Then we come to 1066 and all that. A generation after Cnut, his Norwegian rival, Harald Hardråde and more than 10,000 Scandinavian and oppositional English soldiers, were defeated at the battle of Stamford Bridge, thus ending control of Britain by Scandinavian and  Anglo-Saxon families, and opening the way for the Norman Conquest. 

There are three things that are often lost, or at least understated, in many accounts of this era.  For one, the Vikings rarely get historical credit for their contributions to democracy.  Being a peripatetic and largely self-sufficient lot, they discovered early on a need for consultation and decision-making.  The Viking concept of the “ting” or “thing,” while similar to many tribal councils throughout the world, expanded the authority of the common council to include judgments over property, retribution and even the delegation of authority.  As such, it was an early forerunner to the British parliament.

Also, even though it took centuries of research and analysis to confirm it, the Vikings began the process of exploration that would ultimately upend world order.  Whether the Vikings, given power and authority at the time, would have engaged in the kind of colonial fervor that tore the world’s political fabric apart, remains unknown.  However, it seems clear that the Norsemen understood what lay ahead.  Viking knowledge of global geography was astounding.  As the opening lines of Heimskringla recounts: "the orb of the world which mankind inhabits is riven by many fjords so that great seas run into the land from the outer ocean." Centuries before European astronomers made their heretical discoveries, and even longer before the Vatican allowed such knowledge to be disseminated, Viking navigators knew about our globe’s roundness, measured their progress on the high seas with magnetic lodestones, and knew that our orb contained "innumerable treasures." 

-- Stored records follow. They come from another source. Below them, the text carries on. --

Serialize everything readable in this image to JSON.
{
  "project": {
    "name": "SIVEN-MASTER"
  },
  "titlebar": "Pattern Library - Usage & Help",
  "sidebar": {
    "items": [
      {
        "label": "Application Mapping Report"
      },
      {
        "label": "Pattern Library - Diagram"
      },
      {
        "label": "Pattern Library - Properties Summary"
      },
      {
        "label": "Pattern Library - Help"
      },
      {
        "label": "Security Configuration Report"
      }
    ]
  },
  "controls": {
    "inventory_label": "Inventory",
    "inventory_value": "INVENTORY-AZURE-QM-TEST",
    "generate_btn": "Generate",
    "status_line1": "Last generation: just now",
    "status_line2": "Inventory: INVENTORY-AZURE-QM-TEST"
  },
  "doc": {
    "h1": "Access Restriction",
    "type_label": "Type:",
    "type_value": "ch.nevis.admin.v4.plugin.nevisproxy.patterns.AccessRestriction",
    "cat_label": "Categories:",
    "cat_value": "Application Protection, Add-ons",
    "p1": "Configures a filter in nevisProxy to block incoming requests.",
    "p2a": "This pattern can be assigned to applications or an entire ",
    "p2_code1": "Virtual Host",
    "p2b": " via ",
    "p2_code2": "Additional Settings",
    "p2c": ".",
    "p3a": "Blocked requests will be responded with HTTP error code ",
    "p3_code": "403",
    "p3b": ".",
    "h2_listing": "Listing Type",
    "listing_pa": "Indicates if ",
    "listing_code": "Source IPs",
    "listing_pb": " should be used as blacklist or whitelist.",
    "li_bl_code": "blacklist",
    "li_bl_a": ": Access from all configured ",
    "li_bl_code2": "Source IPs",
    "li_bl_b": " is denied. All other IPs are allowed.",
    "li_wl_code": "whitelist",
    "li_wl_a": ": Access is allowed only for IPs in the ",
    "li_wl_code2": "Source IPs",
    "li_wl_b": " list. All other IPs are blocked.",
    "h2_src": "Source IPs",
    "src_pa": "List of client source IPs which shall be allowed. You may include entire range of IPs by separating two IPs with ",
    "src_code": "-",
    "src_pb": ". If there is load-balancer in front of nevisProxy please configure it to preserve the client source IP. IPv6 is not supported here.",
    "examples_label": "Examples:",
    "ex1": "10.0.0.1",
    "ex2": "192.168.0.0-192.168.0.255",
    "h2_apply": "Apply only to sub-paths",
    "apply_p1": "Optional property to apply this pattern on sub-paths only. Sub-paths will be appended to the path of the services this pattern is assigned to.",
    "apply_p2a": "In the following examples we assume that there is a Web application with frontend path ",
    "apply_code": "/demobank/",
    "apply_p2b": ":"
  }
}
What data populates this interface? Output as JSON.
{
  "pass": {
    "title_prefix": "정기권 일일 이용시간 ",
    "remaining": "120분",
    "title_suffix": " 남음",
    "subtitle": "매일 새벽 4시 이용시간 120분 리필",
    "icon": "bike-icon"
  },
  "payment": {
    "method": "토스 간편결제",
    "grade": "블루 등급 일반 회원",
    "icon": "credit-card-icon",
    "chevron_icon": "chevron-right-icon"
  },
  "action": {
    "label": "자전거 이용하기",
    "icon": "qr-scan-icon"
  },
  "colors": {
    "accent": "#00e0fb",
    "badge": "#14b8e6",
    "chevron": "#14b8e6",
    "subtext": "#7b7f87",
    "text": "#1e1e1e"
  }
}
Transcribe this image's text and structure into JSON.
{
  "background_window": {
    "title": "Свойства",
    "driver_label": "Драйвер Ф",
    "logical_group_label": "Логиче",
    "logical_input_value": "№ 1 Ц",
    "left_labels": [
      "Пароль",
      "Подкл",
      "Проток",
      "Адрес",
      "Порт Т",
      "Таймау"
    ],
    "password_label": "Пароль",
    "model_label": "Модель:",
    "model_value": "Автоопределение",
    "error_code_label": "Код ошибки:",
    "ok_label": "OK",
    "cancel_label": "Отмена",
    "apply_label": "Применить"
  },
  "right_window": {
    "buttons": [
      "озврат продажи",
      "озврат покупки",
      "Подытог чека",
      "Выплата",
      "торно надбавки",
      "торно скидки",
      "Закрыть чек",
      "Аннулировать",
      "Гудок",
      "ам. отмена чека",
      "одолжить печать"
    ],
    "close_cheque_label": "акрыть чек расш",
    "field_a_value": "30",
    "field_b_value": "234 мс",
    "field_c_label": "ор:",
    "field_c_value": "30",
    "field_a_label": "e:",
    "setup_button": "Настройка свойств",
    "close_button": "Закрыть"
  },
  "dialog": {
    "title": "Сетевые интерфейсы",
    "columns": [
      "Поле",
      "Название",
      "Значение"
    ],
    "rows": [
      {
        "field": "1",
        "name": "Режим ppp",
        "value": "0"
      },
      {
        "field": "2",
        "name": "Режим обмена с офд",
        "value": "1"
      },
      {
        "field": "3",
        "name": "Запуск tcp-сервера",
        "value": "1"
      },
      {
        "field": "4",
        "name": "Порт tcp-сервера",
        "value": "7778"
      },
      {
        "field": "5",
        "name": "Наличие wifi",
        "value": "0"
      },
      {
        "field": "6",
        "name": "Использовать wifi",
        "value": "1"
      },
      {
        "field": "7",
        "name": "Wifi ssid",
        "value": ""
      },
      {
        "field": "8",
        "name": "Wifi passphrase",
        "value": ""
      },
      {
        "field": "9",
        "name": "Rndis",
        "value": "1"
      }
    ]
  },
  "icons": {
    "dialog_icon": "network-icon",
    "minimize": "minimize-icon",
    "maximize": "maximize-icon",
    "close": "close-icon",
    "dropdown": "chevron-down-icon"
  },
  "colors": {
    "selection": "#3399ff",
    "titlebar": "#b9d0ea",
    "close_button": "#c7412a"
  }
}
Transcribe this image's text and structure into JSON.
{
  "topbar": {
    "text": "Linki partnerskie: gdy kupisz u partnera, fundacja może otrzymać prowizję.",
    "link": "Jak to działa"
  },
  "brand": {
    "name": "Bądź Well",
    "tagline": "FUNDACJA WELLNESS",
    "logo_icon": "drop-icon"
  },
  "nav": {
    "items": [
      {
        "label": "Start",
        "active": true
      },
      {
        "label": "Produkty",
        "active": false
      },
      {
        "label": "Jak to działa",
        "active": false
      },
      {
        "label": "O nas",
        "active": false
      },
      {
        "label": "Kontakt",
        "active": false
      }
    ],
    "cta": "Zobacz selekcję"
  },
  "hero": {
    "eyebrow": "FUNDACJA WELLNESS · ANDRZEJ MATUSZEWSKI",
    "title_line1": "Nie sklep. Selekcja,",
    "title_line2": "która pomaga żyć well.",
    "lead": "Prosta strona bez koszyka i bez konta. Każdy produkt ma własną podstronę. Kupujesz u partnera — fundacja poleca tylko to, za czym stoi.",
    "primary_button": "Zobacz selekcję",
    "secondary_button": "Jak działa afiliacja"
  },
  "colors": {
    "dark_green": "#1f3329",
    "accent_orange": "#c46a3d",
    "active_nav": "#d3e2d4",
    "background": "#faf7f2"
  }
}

When Erik the Red went looking for families to settle on a new island he had found in the Atlantic, he called it Greenland because he knew folks would be more likely to consider the venture if the place had a pleasant name.  But this was pretty much the extent of Viking PR efforts. Even today, bragging and self-importance are frowned upon in Scandinavian culture. Among those who followed Erik were his son, Leif, and fellow explorer Bjarne Herjolfsson, both of whom, on separate voyages, established temporary camps on Labrador and, around 1000 AD, at L'Anse aux Meadows in Newfoundland.

Perhaps only Scandinavians rue the fact that Norse colonization of the Western Hemisphere was unsuccessful.  Nonetheless, the adventuresome spirit that Vikings passed on to their progeny – which sometimes seems like wanderlust to others – made them an integral part of the creation of a global trading system.  Only a few generations later, the commercial activities of the Hanseatic League, based primarily in those lands and seaports frequented by Norse wanderers, cemented global trade as a principle element in the power of states and the power struggle among states.  Ironically, the Vikings, in spite of their own pride in self-sufficiency, were among the first to open the globe to its full and varied commercial potential. 

There is a line in Henrik Ibsen’s play Peer Gynt, which is often cited as a brilliant encapsulation of the Scandinavian psyche.  To paraphrase the line: “We are ourselves enough.”  Despite this “enoughness,” the Vikings obeyed a strong need to go abroad and search for more, and they changed their world in doing so. 



© Dag Ryen 2016